One thing is certain however: Neal won’t be the last. Current and former American military officials are already preparing the public for a new conflict in Iraq – with scarcely suppressed and genuinely creepy elation – that they say will be “generational” and will take decades to bring to its completion. If recent history is any guide, their prediction of decades-long conflict means we should actually be preparing ourselves for a war which is going to last perhaps for a century. That’s not derisive rhetoric; history actually seems to be pointing in just that direction.
At the outset of the first Iraq War, in what would later become a deeply ironic statement, Christopher Hitchens predicted that war would last “something like one hundred years”. His prediction seems to have been prescient.
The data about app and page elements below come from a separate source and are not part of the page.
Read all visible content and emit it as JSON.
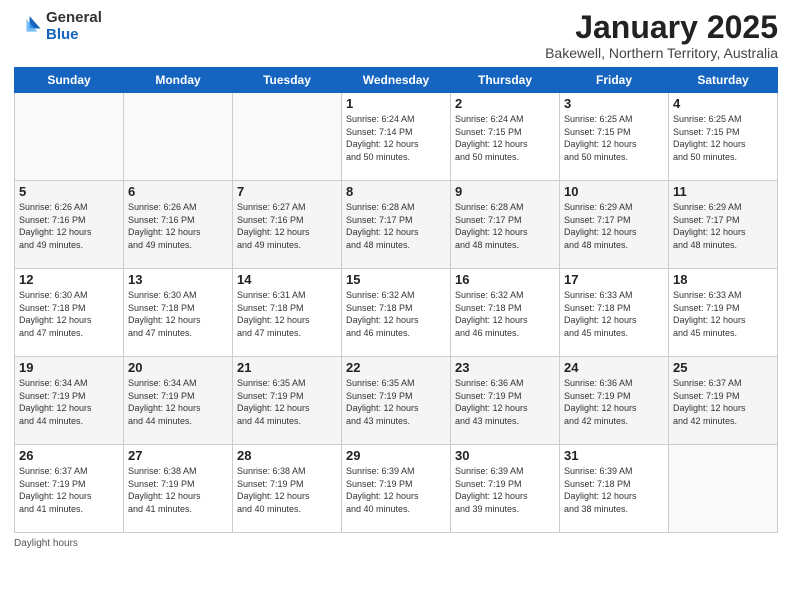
{
  "logo": {
    "general": "General",
    "blue": "Blue"
  },
  "title": "January 2025",
  "subtitle": "Bakewell, Northern Territory, Australia",
  "days_of_week": [
    "Sunday",
    "Monday",
    "Tuesday",
    "Wednesday",
    "Thursday",
    "Friday",
    "Saturday"
  ],
  "footer": {
    "daylight_label": "Daylight hours"
  },
  "weeks": [
    [
      {
        "day": "",
        "info": ""
      },
      {
        "day": "",
        "info": ""
      },
      {
        "day": "",
        "info": ""
      },
      {
        "day": "1",
        "info": "Sunrise: 6:24 AM\nSunset: 7:14 PM\nDaylight: 12 hours\nand 50 minutes."
      },
      {
        "day": "2",
        "info": "Sunrise: 6:24 AM\nSunset: 7:15 PM\nDaylight: 12 hours\nand 50 minutes."
      },
      {
        "day": "3",
        "info": "Sunrise: 6:25 AM\nSunset: 7:15 PM\nDaylight: 12 hours\nand 50 minutes."
      },
      {
        "day": "4",
        "info": "Sunrise: 6:25 AM\nSunset: 7:15 PM\nDaylight: 12 hours\nand 50 minutes."
      }
    ],
    [
      {
        "day": "5",
        "info": "Sunrise: 6:26 AM\nSunset: 7:16 PM\nDaylight: 12 hours\nand 49 minutes."
      },
      {
        "day": "6",
        "info": "Sunrise: 6:26 AM\nSunset: 7:16 PM\nDaylight: 12 hours\nand 49 minutes."
      },
      {
        "day": "7",
        "info": "Sunrise: 6:27 AM\nSunset: 7:16 PM\nDaylight: 12 hours\nand 49 minutes."
      },
      {
        "day": "8",
        "info": "Sunrise: 6:28 AM\nSunset: 7:17 PM\nDaylight: 12 hours\nand 48 minutes."
      },
      {
        "day": "9",
        "info": "Sunrise: 6:28 AM\nSunset: 7:17 PM\nDaylight: 12 hours\nand 48 minutes."
      },
      {
        "day": "10",
        "info": "Sunrise: 6:29 AM\nSunset: 7:17 PM\nDaylight: 12 hours\nand 48 minutes."
      },
      {
        "day": "11",
        "info": "Sunrise: 6:29 AM\nSunset: 7:17 PM\nDaylight: 12 hours\nand 48 minutes."
      }
    ],
    [
      {
        "day": "12",
        "info": "Sunrise: 6:30 AM\nSunset: 7:18 PM\nDaylight: 12 hours\nand 47 minutes."
      },
      {
        "day": "13",
        "info": "Sunrise: 6:30 AM\nSunset: 7:18 PM\nDaylight: 12 hours\nand 47 minutes."
      },
      {
        "day": "14",
        "info": "Sunrise: 6:31 AM\nSunset: 7:18 PM\nDaylight: 12 hours\nand 47 minutes."
      },
      {
        "day": "15",
        "info": "Sunrise: 6:32 AM\nSunset: 7:18 PM\nDaylight: 12 hours\nand 46 minutes."
      },
      {
        "day": "16",
        "info": "Sunrise: 6:32 AM\nSunset: 7:18 PM\nDaylight: 12 hours\nand 46 minutes."
      },
      {
        "day": "17",
        "info": "Sunrise: 6:33 AM\nSunset: 7:18 PM\nDaylight: 12 hours\nand 45 minutes."
      },
      {
        "day": "18",
        "info": "Sunrise: 6:33 AM\nSunset: 7:19 PM\nDaylight: 12 hours\nand 45 minutes."
      }
    ],
    [
      {
        "day": "19",
        "info": "Sunrise: 6:34 AM\nSunset: 7:19 PM\nDaylight: 12 hours\nand 44 minutes."
      },
      {
        "day": "20",
        "info": "Sunrise: 6:34 AM\nSunset: 7:19 PM\nDaylight: 12 hours\nand 44 minutes."
      },
      {
        "day": "21",
        "info": "Sunrise: 6:35 AM\nSunset: 7:19 PM\nDaylight: 12 hours\nand 44 minutes."
      },
      {
        "day": "22",
        "info": "Sunrise: 6:35 AM\nSunset: 7:19 PM\nDaylight: 12 hours\nand 43 minutes."
      },
      {
        "day": "23",
        "info": "Sunrise: 6:36 AM\nSunset: 7:19 PM\nDaylight: 12 hours\nand 43 minutes."
      },
      {
        "day": "24",
        "info": "Sunrise: 6:36 AM\nSunset: 7:19 PM\nDaylight: 12 hours\nand 42 minutes."
      },
      {
        "day": "25",
        "info": "Sunrise: 6:37 AM\nSunset: 7:19 PM\nDaylight: 12 hours\nand 42 minutes."
      }
    ],
    [
      {
        "day": "26",
        "info": "Sunrise: 6:37 AM\nSunset: 7:19 PM\nDaylight: 12 hours\nand 41 minutes."
      },
      {
        "day": "27",
        "info": "Sunrise: 6:38 AM\nSunset: 7:19 PM\nDaylight: 12 hours\nand 41 minutes."
      },
      {
        "day": "28",
        "info": "Sunrise: 6:38 AM\nSunset: 7:19 PM\nDaylight: 12 hours\nand 40 minutes."
      },
      {
        "day": "29",
        "info": "Sunrise: 6:39 AM\nSunset: 7:19 PM\nDaylight: 12 hours\nand 40 minutes."
      },
      {
        "day": "30",
        "info": "Sunrise: 6:39 AM\nSunset: 7:19 PM\nDaylight: 12 hours\nand 39 minutes."
      },
      {
        "day": "31",
        "info": "Sunrise: 6:39 AM\nSunset: 7:18 PM\nDaylight: 12 hours\nand 38 minutes."
      },
      {
        "day": "",
        "info": ""
      }
    ]
  ]
}
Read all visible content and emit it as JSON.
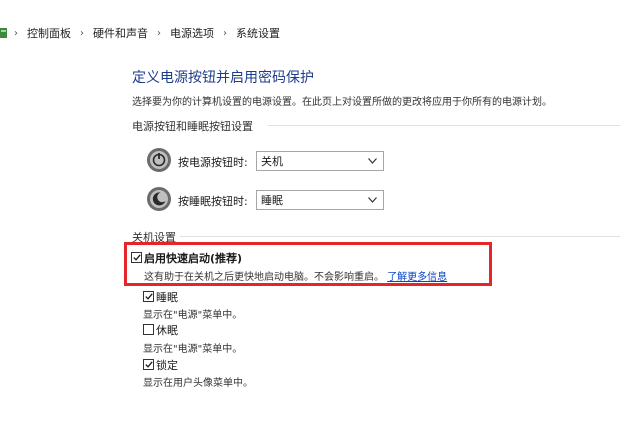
{
  "breadcrumb": {
    "items": [
      "控制面板",
      "硬件和声音",
      "电源选项",
      "系统设置"
    ],
    "separator": "›"
  },
  "header": {
    "title": "定义电源按钮并启用密码保护",
    "description": "选择要为你的计算机设置的电源设置。在此页上对设置所做的更改将应用于你所有的电源计划。"
  },
  "power_section": {
    "label": "电源按钮和睡眠按钮设置",
    "rows": [
      {
        "label": "按电源按钮时:",
        "value": "关机",
        "icon": "power-button-icon"
      },
      {
        "label": "按睡眠按钮时:",
        "value": "睡眠",
        "icon": "sleep-button-icon"
      }
    ]
  },
  "shutdown_section": {
    "label": "关机设置",
    "options": [
      {
        "label": "启用快速启动(推荐)",
        "description": "这有助于在关机之后更快地启动电脑。不会影响重启。",
        "link": "了解更多信息",
        "checked": true,
        "highlighted": true
      },
      {
        "label": "睡眠",
        "description": "显示在\"电源\"菜单中。",
        "checked": true
      },
      {
        "label": "休眠",
        "description": "显示在\"电源\"菜单中。",
        "checked": false
      },
      {
        "label": "锁定",
        "description": "显示在用户头像菜单中。",
        "checked": true
      }
    ]
  },
  "colors": {
    "title": "#1e3c8c",
    "link": "#0645c8",
    "highlight_border": "#e4262b"
  }
}
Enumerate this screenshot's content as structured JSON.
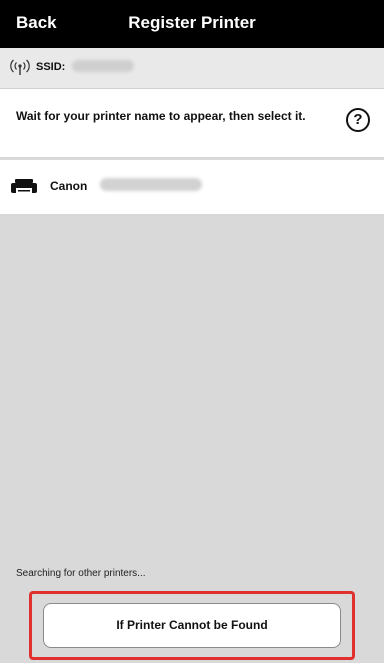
{
  "header": {
    "back_label": "Back",
    "title": "Register Printer"
  },
  "network": {
    "ssid_label": "SSID:",
    "wifi_icon": "wifi-icon"
  },
  "instruction": {
    "text": "Wait for your printer name to appear, then select it.",
    "help_icon": "help-icon",
    "help_symbol": "?"
  },
  "printer_list": {
    "items": [
      {
        "name": "Canon",
        "icon": "printer-icon"
      }
    ]
  },
  "status": {
    "searching_text": "Searching for other printers..."
  },
  "actions": {
    "cannot_found_label": "If Printer Cannot be Found"
  },
  "colors": {
    "header_background": "#000000",
    "page_background": "#d9d9d9",
    "highlight": "#e0302f"
  }
}
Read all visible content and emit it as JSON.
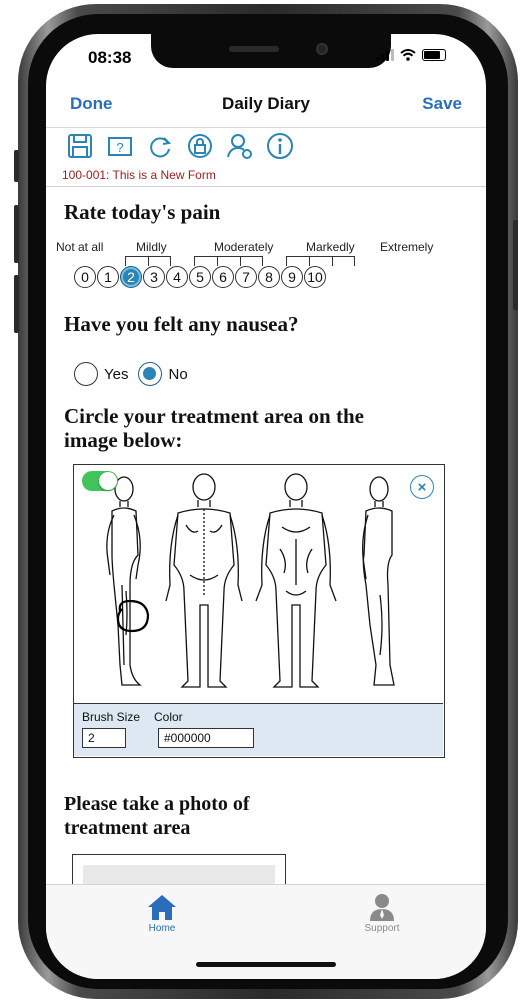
{
  "status": {
    "time": "08:38"
  },
  "nav": {
    "done": "Done",
    "title": "Daily Diary",
    "save": "Save"
  },
  "toolbar": {
    "icons": [
      "save-icon",
      "help-icon",
      "refresh-icon",
      "lock-icon",
      "user-settings-icon",
      "info-icon"
    ]
  },
  "form": {
    "id_text": "100-001: This is a New Form"
  },
  "pain": {
    "heading": "Rate today's pain",
    "labels": [
      "Not at all",
      "Mildly",
      "Moderately",
      "Markedly",
      "Extremely"
    ],
    "values": [
      "0",
      "1",
      "2",
      "3",
      "4",
      "5",
      "6",
      "7",
      "8",
      "9",
      "10"
    ],
    "selected": "2"
  },
  "nausea": {
    "heading": "Have you felt any nausea?",
    "options": [
      "Yes",
      "No"
    ],
    "selected": "No"
  },
  "treatment": {
    "heading_line1": "Circle your treatment area on the",
    "heading_line2": "image below:",
    "brush_size_label": "Brush Size",
    "color_label": "Color",
    "brush_size": "2",
    "color": "#000000",
    "draw_toggle_on": true
  },
  "photo": {
    "heading_line1": "Please take a photo of",
    "heading_line2": "treatment area"
  },
  "tabbar": {
    "home": "Home",
    "support": "Support"
  },
  "colors": {
    "accent": "#2a84b5",
    "link": "#2a6ebb",
    "form_id": "#9a1c1c",
    "panel": "#dde8f2",
    "toggle": "#3ec45a"
  }
}
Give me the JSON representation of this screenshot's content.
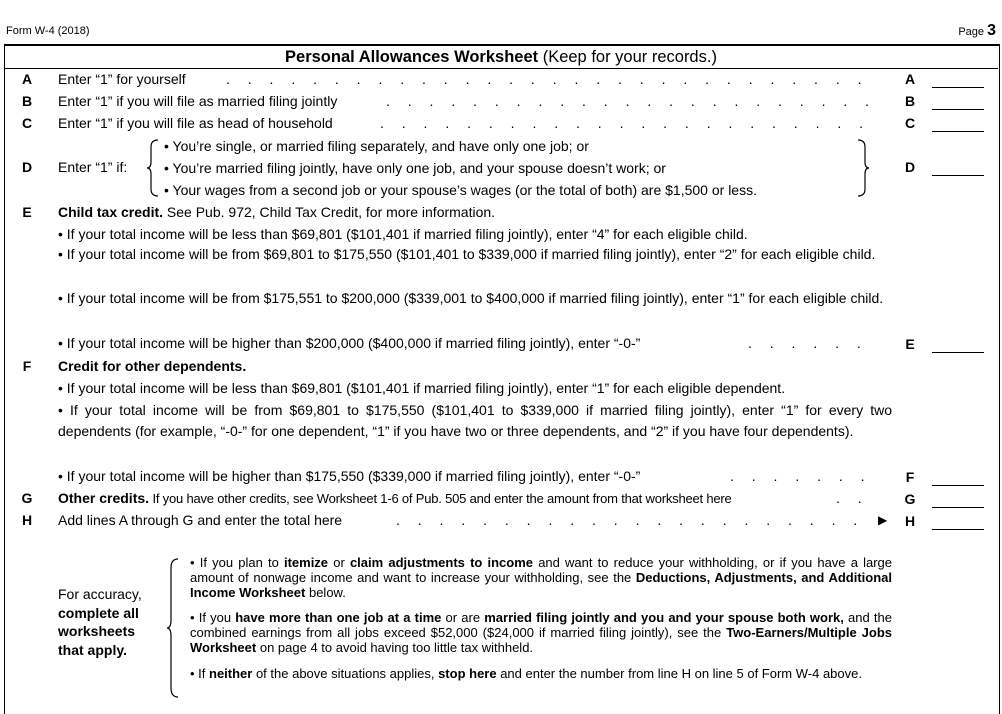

Since the first bombs started dropping on that country in 1991, they have scarcely stopped falling since. We are 23 years into our forever war with Iraq and are already being girded for another long time-horizon before it will supposedly “end”.
The reality of course is that this war not going to end. In all likelihood many children growing up today are going to end up fighting and dying to continue it at some point. As implausible as this may sound, it would’ve probably come across as similarly unlikely to anyone who predicted that American kids who were just eight during the invasion of Iraq would still be perishing in that country over a decade later.
The fact that our wars are now being fought by people who were just children when they started is one of those grim, uncomfortable realities that we tend to elide in the interests of continuing on with business as usual. But, needless to say, it would be a lot fairer if the Cheneys, Rumsfelds and Frums of the world sent their own children to finish what they started instead of sending everyone else’s.